Right right straight Back once the town’s ordinance passed, experts recommended that licensees would jump simply outside of the town lines to prevent the law that is new. That will not seem to have occurred: An analysis of licenses shows no significant motion across jurisdictions.
Closures of payday loan providers, meanwhile, have now been spread throughout the populous town, but dropped especially heavily on commercial corridors in places like Spring Branch East, Alief, the Northside, Gulfton and a group by George Bush Park. A smattering of brand new places has exposed, but none inside Loop 610.

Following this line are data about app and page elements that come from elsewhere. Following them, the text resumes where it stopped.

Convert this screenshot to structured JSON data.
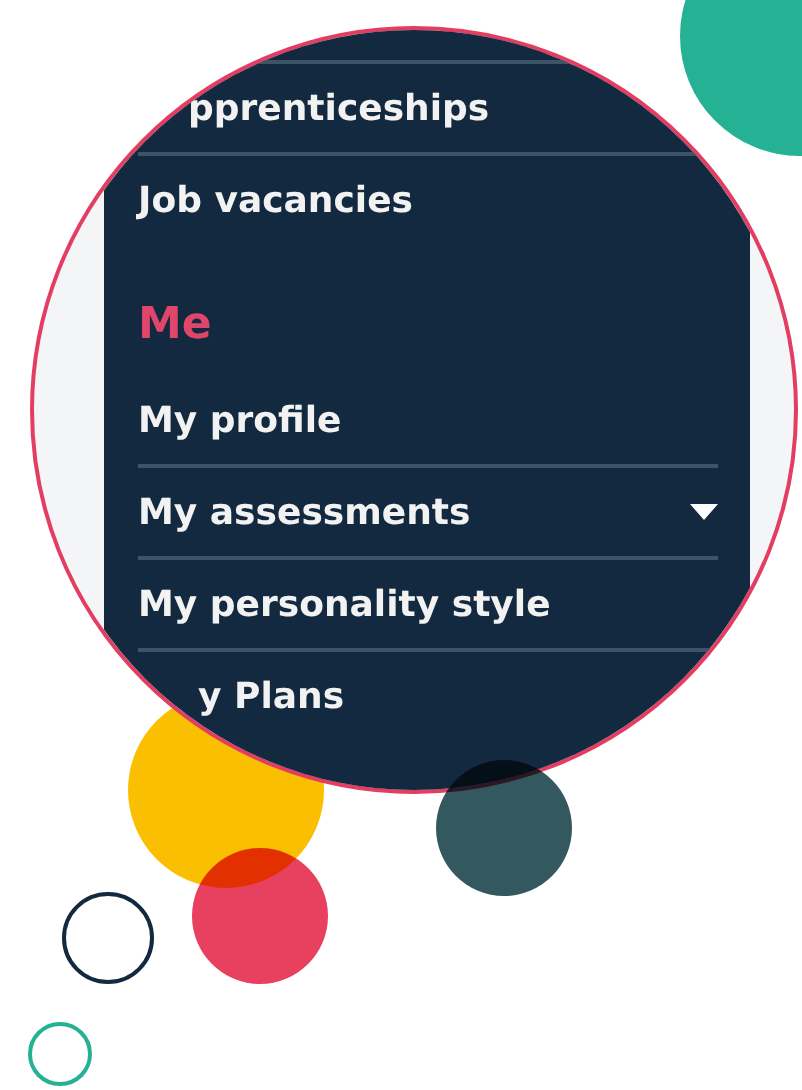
{
  "menu": {
    "items": [
      {
        "kind": "link",
        "label": "pprenticeships"
      },
      {
        "kind": "link",
        "label": "Job vacancies"
      },
      {
        "kind": "header",
        "label": "Me"
      },
      {
        "kind": "link",
        "label": "My profile"
      },
      {
        "kind": "dropdown",
        "label": "My assessments"
      },
      {
        "kind": "link",
        "label": "My personality style"
      },
      {
        "kind": "link",
        "label": "y Plans"
      }
    ]
  }
}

The amount of separate operators and smaller chains – of which there have beenn’t all that many within the first place – has shrunk to almost zero. An ensemble called KJC Auto Title Loan, that used to have eight outlets within the town, has since gone bankrupt. Texas EZ Money, that used to possess 45 licenses in Houston, surrendered them all whenever its moms and dad, EZ Corp. Of Austin, left the payday business completely in 2015 july.
PLS Loan Store relinquished its 12 financing licenses, though it nevertheless keeps a few places into the town, supplying a suite of monetary solutions like insurance coverage and prepaid debit cards. TitleMax, a name loan ensemble, moved from keeping 40 licenses to 31. Payday loan provider Advance America went from 31 licenses to 20. Several smaller chains, including Loanstar, Speedy money therefore the money Store, have actually remained concerning the exact same size.

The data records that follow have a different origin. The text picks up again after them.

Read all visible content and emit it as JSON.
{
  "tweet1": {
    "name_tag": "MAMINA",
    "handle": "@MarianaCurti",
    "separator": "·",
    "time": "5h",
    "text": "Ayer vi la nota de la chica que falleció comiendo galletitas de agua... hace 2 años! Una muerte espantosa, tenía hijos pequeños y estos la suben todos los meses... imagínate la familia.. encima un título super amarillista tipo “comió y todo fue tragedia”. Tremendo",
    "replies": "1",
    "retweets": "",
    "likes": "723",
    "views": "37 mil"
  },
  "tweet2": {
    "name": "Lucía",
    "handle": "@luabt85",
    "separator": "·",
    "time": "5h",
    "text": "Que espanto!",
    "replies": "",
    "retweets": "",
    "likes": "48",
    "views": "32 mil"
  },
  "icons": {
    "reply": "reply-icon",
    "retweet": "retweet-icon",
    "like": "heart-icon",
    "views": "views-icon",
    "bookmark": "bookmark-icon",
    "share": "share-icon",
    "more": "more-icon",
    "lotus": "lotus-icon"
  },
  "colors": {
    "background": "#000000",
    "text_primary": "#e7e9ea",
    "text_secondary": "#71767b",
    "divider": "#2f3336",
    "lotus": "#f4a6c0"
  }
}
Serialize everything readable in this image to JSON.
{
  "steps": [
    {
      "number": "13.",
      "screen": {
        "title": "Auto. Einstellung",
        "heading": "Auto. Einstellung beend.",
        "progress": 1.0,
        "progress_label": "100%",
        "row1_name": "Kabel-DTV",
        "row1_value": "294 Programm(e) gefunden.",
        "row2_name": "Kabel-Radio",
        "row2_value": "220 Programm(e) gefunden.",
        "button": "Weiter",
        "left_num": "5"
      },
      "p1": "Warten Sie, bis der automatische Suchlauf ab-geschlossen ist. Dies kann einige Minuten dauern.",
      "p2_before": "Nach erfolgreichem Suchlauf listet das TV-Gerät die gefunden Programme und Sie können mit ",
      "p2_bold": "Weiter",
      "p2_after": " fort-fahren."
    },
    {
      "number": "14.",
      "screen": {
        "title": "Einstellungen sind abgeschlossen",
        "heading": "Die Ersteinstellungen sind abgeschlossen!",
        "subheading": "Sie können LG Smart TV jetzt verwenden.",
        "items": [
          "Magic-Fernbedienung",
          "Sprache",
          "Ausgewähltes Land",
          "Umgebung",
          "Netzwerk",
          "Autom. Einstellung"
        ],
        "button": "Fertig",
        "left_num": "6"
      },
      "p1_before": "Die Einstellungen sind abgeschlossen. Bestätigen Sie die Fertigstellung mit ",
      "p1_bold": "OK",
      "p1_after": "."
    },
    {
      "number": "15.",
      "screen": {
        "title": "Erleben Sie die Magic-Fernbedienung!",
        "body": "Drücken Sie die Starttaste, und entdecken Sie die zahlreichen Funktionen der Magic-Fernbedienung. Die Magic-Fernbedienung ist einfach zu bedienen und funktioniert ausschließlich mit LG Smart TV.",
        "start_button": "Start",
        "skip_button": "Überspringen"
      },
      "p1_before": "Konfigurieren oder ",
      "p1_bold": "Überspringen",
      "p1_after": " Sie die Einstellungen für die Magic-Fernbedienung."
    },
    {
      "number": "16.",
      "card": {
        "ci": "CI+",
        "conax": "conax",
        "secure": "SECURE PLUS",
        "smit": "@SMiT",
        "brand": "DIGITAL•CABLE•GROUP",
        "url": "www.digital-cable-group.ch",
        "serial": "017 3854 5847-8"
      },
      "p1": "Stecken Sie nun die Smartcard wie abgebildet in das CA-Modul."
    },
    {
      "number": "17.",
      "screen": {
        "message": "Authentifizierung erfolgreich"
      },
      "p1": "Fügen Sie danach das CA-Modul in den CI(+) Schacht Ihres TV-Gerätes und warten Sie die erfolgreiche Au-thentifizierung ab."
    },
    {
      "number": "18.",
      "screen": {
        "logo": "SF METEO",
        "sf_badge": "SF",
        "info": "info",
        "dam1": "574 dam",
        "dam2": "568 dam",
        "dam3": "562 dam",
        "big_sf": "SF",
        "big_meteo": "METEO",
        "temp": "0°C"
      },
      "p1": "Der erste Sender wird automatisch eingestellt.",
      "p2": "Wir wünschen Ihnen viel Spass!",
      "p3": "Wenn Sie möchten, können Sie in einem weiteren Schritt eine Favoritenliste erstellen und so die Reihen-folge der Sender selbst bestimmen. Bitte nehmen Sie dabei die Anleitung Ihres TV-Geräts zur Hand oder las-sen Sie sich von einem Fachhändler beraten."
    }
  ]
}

In which the lenders that are payday
Supply: Information Journalist Rachael Gleason
All those, except for Speedy money, declined to comment or failed to react to needs for remark. Ace money Express deferred to Rob Norcross, whoever pr company represents a business lobby team called the customer Service Alliance of Texas. He emphasized that into the wake associated with ordinances moving in Texas towns and cities, loan costs went up as defaults have actually increased and earnings declined.
“Ironically, ” Norcross said in a contact, “the ordinance passed by over 30 Texas towns to ‘protect’ consumers has raised rates. “
It is real that the fee that is average deal has increased by 6.5 % within the Houston metro area because the town’s ordinance went into impact, but those fees were increasing at about this speed ahead of the legislation took impact. The portion of individuals who thus extend loans incurring greater costs – in addition has jumped from the lowest in 2014, however the oil crash, in the place of regulatory changes, could possibly be driving those figures.
Therefore if less individuals are likely to newly constrained payday and automobile name loan providers, what exactly are they doing once they have need that is desperate money? Lots of things.
John Branch is just a community leader in Independence Heights, which destroyed a small number of loan providers. He said people may be planning to pawnshops, that are more strictly controlled because of their state. He might be appropriate: State data reveal that the true quantity of pawnshops has increased somewhat within the Houston area since 2014.
Another possibility: Less businesses that are reputable provide loans that do not conform because of the ordinance. The town just investigates lenders that are small-dollar it receives a problem. Neighborhood regulators have obtained 18 considering that the ordinance went into impact, and two had been deemed legitimate. The complainants, nevertheless, do not pursue them.
A couple of less high priced options additionally have actually popped up in the past few years. An myinstallmentloans.net sign in installment loan provider called Oportun runs kiosks in Hispanic supermarkets, going from 10 outlets in 2014 to 16 outlets today. It charges a annual percentage rate of between 30 and 40 %. A loan that is nonprofit run by a nearby healing Community developing Corp. Makes little loans to workers of participating companies, who facilitate re payments through payroll deductions. Which allows the mortgage center to charge reduced interest levels, comparable as a charge card.
To Silvia Chicas, an organizer aided by the advocacy team Texas Organizing venture, the town ordinance nevertheless does not deal with the root dilemmas. Clamping straight straight straight down on payday lenders has not gotten rid for the reasoned explanations why individuals end up in unfortunate circumstances – low incomes, little usage of main-stream credit and private catastrophes, from vehicle breakdowns to unexpected medical costs (“Stuff happens, ” says an Ace money Express billboard in Houston, with a cartoon of the leg in a cast).
The regional law additionally does not restrict the total amount of interest individuals are charged when they can show sufficient profits, provided that the mortgage could be paid back in four installments or less.
“Even inside the confines of this ordinance, you’ll nevertheless benefit from somebody for every thing they are well well worth, ” she said. “If such a thing, that fortifies (small-dollar loan providers) more, as the guy that is small the corner has turn off, nevertheless the need continues to be here, so that they’re nevertheless getting that company. “
Besides, she added, many people are unacquainted with the few other available choices on the market.
“If somebody had been to get to me requesting an alternative solution to a loan that is payday” she stated, “I’m uncertain what we would inform them. “